In a range of interviews, DeSantis — who has made his “Florida blueprint” of conservative governance a defining feature of his candidacy — blasted the ex-president over everything from the influence of former National Institute of Allergy and Infectious Diseases director Anthony Fauci to the national debt.
The governor’s direct attacks on Trump are a departure from the past few months, when the onetime ally of the former president was still a prospective candidate. Before jumping into the race, DeSantis generally tiptoed around criticizing Trump by name.
That’s no longer the case.
DeSantis, who took office in 2019, has long been a vociferous critic of COVID-19 restrictions. The governor banned vaccine passports in Florida, and despite having pursued critical resources from the federal government earlier in the pandemic, he later began to question the efficacy of coronavirus vaccines.
“He did great for three years, but when he turned the country over to Fauci in March of 2020, that destroyed millions of people’s lives,” DeSantis said of Trump while speaking with radio host Glenn Beck. “And in Florida, we were one of the few that stood up, cut against the grain, took incoming fire from media, bureaucracy, the left, even a lot of Republicans, had schools open, preserved businesses.”

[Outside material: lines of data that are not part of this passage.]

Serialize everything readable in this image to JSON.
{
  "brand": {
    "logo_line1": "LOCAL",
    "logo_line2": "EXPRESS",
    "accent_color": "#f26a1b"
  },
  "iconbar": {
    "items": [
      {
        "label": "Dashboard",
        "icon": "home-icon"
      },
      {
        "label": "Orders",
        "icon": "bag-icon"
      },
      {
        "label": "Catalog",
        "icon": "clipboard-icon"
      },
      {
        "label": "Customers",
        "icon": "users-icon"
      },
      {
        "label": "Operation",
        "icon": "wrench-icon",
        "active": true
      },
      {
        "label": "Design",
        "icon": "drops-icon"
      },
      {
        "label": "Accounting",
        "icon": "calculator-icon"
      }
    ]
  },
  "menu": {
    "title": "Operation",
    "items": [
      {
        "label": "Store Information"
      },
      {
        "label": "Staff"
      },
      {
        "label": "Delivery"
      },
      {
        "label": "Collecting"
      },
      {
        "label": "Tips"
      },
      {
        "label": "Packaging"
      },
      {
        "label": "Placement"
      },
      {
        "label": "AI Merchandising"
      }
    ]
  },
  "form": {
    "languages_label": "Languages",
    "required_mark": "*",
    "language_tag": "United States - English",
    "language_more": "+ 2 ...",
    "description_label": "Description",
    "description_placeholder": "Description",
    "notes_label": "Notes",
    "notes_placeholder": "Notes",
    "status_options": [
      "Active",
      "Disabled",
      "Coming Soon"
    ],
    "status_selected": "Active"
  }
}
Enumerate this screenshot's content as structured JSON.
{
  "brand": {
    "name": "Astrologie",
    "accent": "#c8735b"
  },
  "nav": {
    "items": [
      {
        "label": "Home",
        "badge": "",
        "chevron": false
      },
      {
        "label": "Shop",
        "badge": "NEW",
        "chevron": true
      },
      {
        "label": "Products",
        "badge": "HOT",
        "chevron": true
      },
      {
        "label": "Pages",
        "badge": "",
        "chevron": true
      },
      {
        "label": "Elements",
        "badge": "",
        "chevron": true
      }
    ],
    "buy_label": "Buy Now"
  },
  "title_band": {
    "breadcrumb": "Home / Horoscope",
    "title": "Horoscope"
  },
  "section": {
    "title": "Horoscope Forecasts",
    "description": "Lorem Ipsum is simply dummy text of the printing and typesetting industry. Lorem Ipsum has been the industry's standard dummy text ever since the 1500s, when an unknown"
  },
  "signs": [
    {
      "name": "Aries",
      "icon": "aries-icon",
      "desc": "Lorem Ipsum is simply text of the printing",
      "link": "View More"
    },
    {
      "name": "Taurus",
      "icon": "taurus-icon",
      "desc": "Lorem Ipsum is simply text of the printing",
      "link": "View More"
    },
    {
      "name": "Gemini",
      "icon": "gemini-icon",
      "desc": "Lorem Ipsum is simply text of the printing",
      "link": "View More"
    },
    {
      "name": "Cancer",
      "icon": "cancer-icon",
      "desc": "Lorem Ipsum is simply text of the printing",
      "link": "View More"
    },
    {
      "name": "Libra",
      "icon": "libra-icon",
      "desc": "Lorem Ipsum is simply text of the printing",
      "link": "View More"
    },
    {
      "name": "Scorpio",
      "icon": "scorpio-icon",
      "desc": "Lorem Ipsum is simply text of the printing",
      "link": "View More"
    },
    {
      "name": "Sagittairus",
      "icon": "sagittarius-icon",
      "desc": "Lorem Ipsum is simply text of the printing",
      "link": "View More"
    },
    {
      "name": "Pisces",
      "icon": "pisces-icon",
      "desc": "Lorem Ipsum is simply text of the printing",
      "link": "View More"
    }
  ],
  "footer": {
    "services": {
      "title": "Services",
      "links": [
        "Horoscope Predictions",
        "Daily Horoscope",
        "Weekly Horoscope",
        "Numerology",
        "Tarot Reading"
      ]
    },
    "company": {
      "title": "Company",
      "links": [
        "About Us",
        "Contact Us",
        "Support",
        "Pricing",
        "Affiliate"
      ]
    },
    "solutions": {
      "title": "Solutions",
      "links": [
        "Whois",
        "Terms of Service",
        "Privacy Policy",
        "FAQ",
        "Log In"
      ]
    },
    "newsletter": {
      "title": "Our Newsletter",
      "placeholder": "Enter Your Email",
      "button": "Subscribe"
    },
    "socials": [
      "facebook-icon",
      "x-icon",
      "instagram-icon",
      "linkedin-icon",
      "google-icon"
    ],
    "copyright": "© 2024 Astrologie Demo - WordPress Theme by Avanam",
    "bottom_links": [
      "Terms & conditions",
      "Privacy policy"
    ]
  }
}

While speaking with radio host Matt Murphy, DeSantis sought to elevate his tenure in office as more rooted in conservatism than Trump.
“It seems like he’s running to the left and I have always been somebody that’s just been moored in conservative principles,” the governor said. “So these will be interesting debates to have, but I can tell you, you don’t win nationally by moving to the left, you win nationally by standing for bold policy. I never watered down anything I did.”
“I don’t know what happened to Donald Trump,” he continued. “This is a different guy today than when he was running in 2015 and 2016 and I think the direction that he’s going with his campaign is the wrong direction.”
DeSantis than sought to paint himself as a Republican candidate who could win a general election against President Joe Biden, pointing to Trump’s 2020 loss in Georgia, a Southern swing state that from 1996 to 2016 had backed GOP candidates on the presidential level until the former Democratic vice president’s electoral breakthrough.
“I do believe that there’s a limit to the number of voters that would consider the former president at this point,” DeSantis told Newsmax’s Eric Bolling in an interview. “I think that there are some people that don’t like Biden, but they would like another option. So I think my ceiling is higher in a general election.”
And while speaking with host Jack Heath on “Good Morning New Hampshire,” DeSantis tore apart Trump’s fiscal record, stating that the former president “added almost $8 trillion in debt in just four years as president.”
Despite DeSantis’ appeal among many conservatives looking to move past the Trump era, the former president remains the frontrunner for the Republican presidential nomination. As of May 27, the national polling average on FiveThirtyEight had Trump ahead of DeSantis 53.9%-20.4%.
Responding to DeSantis’ most recent remarks, Trump campaign spokesperson Steven Cheung dinged the Florida governor, comparing him unfavorably to former Gov. Asa Hutchinson of Arkansas, a presidential candidate who has yet to gain significant traction in the GOP race. Cheung called Hutchinson “Ada,” which Trump has also done in the past.
“President Trump continues to soar in the polls — both nationally and statewide,” Cheung said in a statement to Insider. “Meanwhile, Ron DeSanctimonious is dropping like a rock and is polling closer to Ada Hutchinson than he is to President Trump.”